TASK ITEM
Out of the entries that follow, copy each line containing "Comunidade".

INFORMATION PROVIDED
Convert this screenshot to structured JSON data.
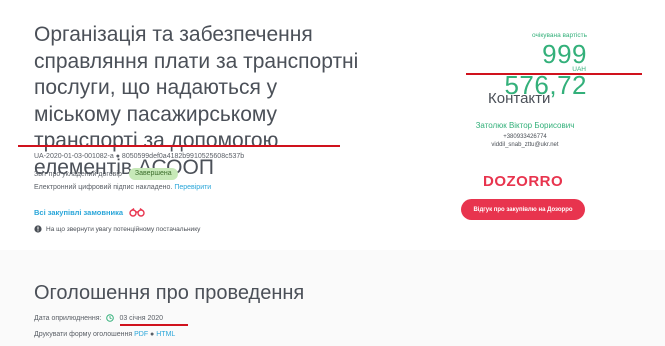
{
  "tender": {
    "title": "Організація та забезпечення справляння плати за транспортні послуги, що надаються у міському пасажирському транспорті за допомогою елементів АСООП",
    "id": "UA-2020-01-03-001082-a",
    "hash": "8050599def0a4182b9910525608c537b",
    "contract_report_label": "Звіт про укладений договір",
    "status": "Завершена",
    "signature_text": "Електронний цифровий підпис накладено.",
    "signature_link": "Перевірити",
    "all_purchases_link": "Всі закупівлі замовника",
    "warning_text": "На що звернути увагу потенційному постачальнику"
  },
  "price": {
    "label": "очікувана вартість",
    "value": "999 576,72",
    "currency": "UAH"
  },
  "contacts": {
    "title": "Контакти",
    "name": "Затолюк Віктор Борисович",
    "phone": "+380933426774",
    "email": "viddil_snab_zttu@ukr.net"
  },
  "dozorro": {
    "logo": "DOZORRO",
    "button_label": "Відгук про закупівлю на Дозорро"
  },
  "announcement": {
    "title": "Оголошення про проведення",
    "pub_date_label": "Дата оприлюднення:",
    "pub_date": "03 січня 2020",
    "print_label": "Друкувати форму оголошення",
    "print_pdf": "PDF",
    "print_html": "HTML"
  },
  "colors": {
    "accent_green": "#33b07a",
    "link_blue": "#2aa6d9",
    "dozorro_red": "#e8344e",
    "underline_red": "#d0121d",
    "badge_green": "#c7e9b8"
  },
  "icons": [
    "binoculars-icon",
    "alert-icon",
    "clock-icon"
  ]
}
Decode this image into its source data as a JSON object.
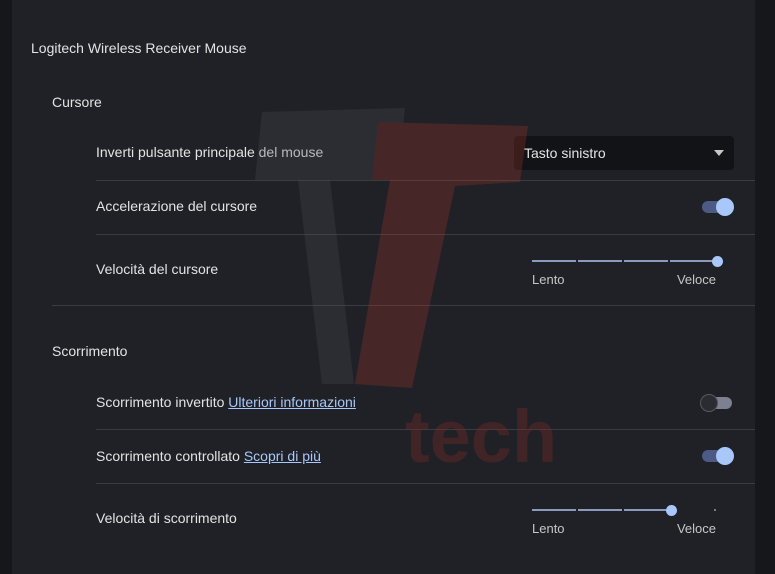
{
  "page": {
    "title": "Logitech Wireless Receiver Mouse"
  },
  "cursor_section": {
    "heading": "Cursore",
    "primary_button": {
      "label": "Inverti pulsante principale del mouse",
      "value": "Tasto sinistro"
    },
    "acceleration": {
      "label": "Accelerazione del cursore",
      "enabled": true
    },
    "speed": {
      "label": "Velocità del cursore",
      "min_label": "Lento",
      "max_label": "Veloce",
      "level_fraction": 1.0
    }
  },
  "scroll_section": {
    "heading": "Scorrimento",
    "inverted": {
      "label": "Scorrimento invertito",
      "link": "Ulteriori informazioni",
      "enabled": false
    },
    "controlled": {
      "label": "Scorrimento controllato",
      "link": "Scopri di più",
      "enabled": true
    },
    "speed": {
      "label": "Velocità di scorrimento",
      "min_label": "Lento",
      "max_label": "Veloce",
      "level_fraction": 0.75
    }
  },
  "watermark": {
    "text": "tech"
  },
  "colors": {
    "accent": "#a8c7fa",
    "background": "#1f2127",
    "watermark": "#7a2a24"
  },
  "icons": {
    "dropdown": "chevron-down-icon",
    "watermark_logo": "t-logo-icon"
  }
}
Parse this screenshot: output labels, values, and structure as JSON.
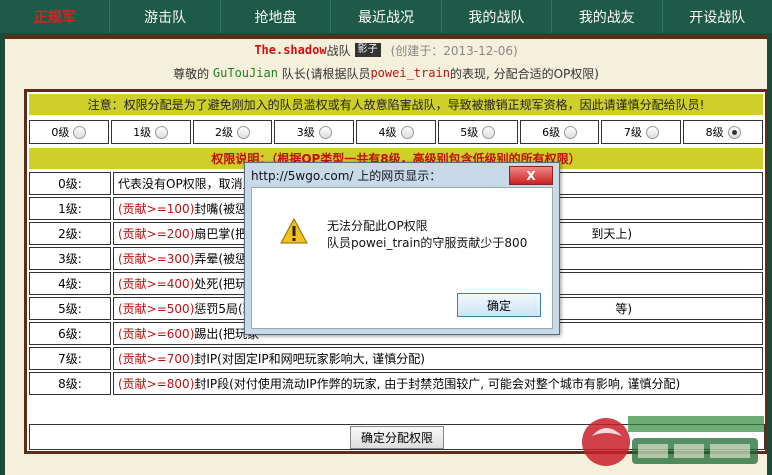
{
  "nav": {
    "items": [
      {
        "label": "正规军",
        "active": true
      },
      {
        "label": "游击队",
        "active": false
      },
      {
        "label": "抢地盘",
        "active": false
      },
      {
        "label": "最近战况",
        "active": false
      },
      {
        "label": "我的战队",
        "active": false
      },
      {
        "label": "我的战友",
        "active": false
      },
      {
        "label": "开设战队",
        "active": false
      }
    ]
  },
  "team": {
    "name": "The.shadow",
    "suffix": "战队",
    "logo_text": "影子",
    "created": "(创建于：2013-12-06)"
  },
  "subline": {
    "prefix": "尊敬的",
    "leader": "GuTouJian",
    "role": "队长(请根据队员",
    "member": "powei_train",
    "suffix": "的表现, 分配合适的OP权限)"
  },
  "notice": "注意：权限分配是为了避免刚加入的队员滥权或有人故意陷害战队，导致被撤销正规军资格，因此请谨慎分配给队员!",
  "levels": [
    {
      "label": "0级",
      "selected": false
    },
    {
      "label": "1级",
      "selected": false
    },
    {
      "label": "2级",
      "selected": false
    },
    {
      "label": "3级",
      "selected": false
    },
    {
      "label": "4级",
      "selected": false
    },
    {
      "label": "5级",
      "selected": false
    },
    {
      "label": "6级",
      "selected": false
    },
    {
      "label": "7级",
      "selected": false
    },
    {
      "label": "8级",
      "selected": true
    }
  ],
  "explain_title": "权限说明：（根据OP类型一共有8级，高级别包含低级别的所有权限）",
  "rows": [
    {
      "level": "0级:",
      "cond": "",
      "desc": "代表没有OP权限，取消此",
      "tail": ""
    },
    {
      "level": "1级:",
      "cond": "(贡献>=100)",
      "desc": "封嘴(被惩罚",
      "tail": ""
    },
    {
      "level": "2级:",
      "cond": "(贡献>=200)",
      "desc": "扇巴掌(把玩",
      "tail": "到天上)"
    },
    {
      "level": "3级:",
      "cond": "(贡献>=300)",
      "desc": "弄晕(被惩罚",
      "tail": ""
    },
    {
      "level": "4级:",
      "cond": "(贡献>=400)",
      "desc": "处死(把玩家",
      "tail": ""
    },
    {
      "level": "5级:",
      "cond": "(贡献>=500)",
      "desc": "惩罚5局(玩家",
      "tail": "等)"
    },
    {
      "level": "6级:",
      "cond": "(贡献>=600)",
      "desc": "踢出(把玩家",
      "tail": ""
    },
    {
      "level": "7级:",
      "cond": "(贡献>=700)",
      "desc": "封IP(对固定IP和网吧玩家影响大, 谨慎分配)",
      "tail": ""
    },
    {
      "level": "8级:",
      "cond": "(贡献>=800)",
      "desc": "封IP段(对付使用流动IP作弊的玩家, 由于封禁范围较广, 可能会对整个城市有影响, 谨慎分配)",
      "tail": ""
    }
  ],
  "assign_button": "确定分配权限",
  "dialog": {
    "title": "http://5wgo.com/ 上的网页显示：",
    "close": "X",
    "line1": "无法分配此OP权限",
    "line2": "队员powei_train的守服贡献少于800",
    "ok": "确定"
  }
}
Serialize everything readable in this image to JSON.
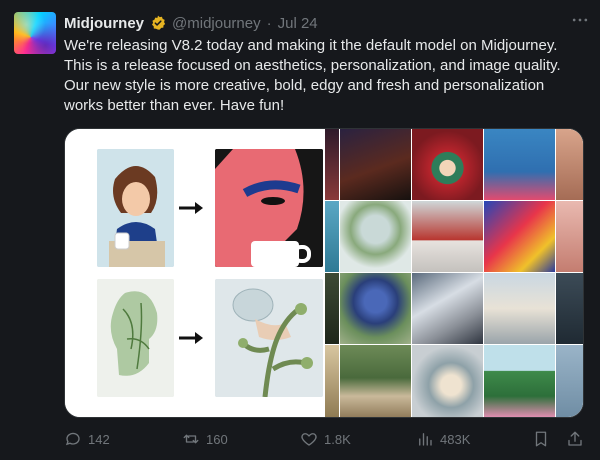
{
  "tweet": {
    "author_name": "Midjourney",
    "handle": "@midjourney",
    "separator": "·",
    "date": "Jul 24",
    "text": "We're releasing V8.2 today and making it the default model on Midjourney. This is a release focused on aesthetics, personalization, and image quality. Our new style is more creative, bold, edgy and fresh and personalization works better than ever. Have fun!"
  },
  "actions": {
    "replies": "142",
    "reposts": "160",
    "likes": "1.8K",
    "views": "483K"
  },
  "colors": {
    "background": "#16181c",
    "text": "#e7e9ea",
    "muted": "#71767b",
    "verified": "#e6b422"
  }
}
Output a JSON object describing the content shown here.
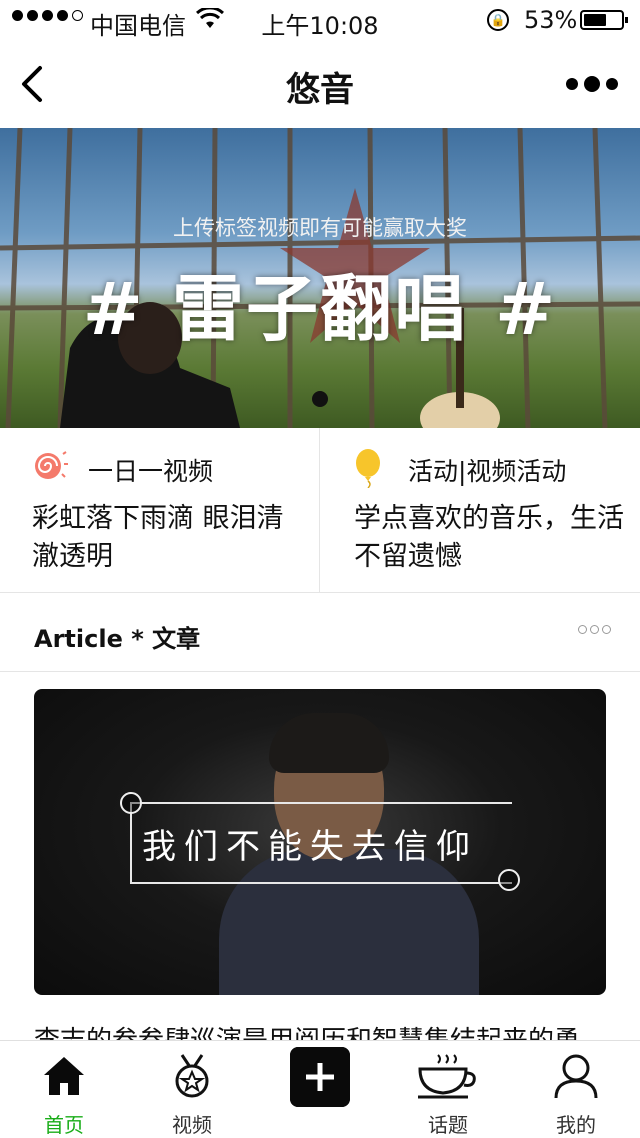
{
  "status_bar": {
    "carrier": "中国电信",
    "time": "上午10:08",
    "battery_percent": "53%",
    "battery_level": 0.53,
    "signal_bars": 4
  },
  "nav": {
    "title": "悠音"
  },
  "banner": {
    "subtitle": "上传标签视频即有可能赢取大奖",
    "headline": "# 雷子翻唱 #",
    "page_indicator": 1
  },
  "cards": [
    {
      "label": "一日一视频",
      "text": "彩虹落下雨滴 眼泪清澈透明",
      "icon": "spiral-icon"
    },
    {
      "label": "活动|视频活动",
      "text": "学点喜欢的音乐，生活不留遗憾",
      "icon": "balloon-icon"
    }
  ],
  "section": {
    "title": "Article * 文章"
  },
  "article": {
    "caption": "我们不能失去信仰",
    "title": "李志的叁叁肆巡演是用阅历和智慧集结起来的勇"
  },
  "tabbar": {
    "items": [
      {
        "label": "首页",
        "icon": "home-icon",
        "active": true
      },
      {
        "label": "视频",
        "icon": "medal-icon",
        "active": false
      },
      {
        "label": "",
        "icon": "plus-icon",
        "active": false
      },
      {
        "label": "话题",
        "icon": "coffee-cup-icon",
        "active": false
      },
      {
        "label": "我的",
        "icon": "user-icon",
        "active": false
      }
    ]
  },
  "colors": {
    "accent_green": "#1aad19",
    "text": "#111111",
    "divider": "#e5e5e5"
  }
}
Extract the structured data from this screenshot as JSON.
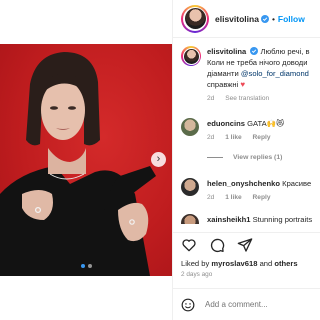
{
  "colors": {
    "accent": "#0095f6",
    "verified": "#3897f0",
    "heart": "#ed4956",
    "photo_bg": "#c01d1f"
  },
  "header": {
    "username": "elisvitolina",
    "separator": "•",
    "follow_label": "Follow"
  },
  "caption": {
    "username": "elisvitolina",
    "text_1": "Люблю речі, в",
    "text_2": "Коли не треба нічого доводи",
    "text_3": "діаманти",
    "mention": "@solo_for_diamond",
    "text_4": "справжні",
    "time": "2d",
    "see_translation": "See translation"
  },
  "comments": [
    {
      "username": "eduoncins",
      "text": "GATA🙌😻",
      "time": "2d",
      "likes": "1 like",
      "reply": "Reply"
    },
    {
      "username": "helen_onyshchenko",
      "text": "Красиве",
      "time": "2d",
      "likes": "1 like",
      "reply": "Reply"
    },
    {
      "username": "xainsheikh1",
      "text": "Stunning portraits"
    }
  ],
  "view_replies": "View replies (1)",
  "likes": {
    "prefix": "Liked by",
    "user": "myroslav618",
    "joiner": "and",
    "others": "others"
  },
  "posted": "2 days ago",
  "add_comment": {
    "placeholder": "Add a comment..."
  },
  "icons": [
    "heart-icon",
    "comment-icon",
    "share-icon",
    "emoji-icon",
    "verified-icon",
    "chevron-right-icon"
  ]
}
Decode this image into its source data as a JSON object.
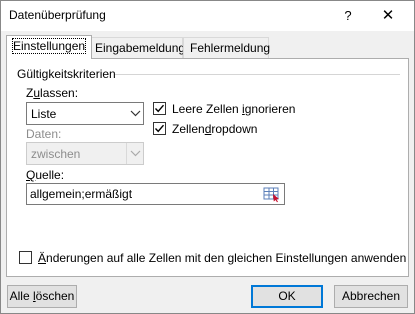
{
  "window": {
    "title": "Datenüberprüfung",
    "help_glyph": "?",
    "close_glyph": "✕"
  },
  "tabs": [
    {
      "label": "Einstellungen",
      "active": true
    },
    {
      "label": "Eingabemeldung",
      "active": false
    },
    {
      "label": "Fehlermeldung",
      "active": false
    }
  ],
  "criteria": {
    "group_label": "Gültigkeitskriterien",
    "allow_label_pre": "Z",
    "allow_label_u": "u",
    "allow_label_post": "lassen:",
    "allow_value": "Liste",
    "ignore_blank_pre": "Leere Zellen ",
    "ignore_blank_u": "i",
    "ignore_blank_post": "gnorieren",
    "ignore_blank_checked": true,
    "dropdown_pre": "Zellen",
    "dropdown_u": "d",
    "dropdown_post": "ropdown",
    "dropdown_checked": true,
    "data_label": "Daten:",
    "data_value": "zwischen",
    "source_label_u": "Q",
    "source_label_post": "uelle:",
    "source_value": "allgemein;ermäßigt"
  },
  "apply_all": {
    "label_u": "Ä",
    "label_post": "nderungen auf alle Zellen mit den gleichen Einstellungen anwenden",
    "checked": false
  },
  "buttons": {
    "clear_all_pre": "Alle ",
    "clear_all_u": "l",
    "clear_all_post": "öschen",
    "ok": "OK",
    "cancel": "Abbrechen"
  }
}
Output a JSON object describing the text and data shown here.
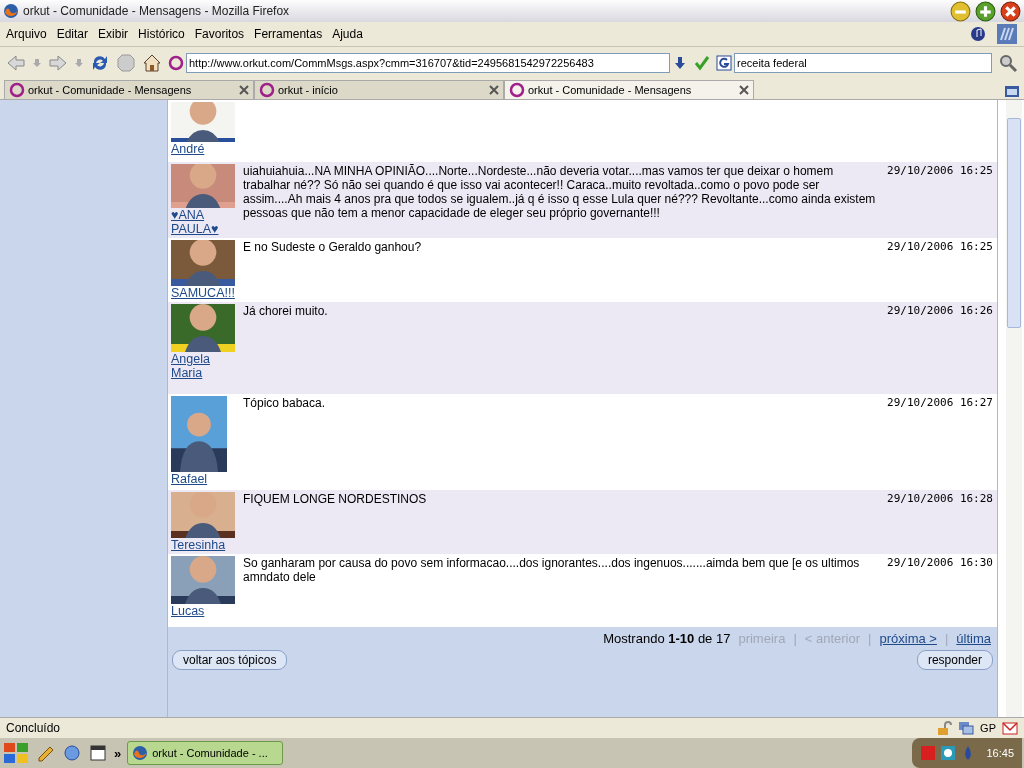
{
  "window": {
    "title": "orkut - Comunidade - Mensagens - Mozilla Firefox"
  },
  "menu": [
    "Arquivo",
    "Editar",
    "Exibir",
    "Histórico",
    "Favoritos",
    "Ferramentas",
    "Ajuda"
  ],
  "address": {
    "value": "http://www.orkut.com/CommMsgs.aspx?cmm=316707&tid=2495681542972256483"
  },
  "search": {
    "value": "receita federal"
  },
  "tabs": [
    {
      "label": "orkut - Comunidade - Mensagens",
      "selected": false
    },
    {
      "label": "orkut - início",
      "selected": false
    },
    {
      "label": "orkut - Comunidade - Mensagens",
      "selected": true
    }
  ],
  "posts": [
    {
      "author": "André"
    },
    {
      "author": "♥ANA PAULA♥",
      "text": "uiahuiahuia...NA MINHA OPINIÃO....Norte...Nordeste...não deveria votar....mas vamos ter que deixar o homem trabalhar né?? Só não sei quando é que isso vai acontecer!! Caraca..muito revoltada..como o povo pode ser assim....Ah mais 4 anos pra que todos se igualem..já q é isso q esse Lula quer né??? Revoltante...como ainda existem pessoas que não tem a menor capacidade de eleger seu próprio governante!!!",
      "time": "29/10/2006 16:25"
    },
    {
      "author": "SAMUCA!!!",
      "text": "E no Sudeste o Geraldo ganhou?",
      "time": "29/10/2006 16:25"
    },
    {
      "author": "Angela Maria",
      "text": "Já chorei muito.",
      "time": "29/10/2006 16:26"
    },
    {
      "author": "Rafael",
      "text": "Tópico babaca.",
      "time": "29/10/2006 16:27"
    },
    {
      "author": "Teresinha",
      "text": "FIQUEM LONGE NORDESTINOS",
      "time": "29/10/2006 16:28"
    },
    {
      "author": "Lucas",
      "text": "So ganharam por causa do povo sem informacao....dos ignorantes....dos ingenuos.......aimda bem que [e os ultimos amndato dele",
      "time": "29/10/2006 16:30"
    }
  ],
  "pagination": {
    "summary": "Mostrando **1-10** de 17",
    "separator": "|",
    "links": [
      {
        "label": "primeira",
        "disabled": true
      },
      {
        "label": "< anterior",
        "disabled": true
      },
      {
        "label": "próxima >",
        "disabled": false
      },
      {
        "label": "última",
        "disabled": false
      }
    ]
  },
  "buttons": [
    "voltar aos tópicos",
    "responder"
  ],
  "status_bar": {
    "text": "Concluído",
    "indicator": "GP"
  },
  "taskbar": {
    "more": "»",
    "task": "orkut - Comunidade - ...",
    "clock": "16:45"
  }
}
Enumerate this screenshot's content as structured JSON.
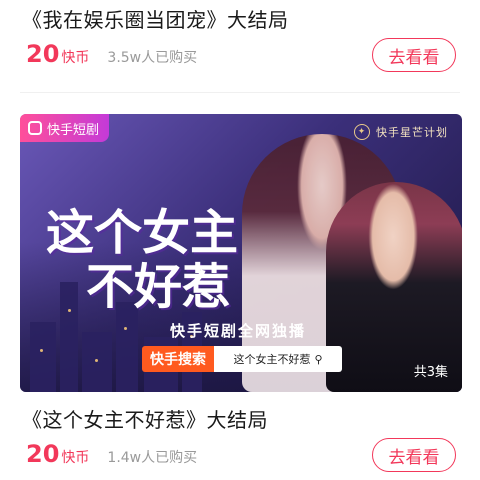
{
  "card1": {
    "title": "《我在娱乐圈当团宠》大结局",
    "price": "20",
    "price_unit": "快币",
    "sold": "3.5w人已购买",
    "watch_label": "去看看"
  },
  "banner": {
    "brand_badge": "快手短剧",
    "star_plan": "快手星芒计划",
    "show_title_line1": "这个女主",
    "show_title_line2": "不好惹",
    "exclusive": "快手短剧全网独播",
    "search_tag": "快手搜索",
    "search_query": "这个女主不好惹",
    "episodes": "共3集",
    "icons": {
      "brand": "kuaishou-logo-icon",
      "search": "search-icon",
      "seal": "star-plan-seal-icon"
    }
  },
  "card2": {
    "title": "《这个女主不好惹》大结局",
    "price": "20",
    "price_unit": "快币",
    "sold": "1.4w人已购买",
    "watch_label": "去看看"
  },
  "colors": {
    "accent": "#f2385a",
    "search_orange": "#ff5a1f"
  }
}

RESPONSE TO THE TASK
    "title": "orkut - Comunidade - Mensagens - Mozilla Firefox"
      "label": "orkut - Comunidade - Mensagens",
      "label": "orkut - Comunidade - Mensagens",
    "task": "orkut - Comunidade - ...",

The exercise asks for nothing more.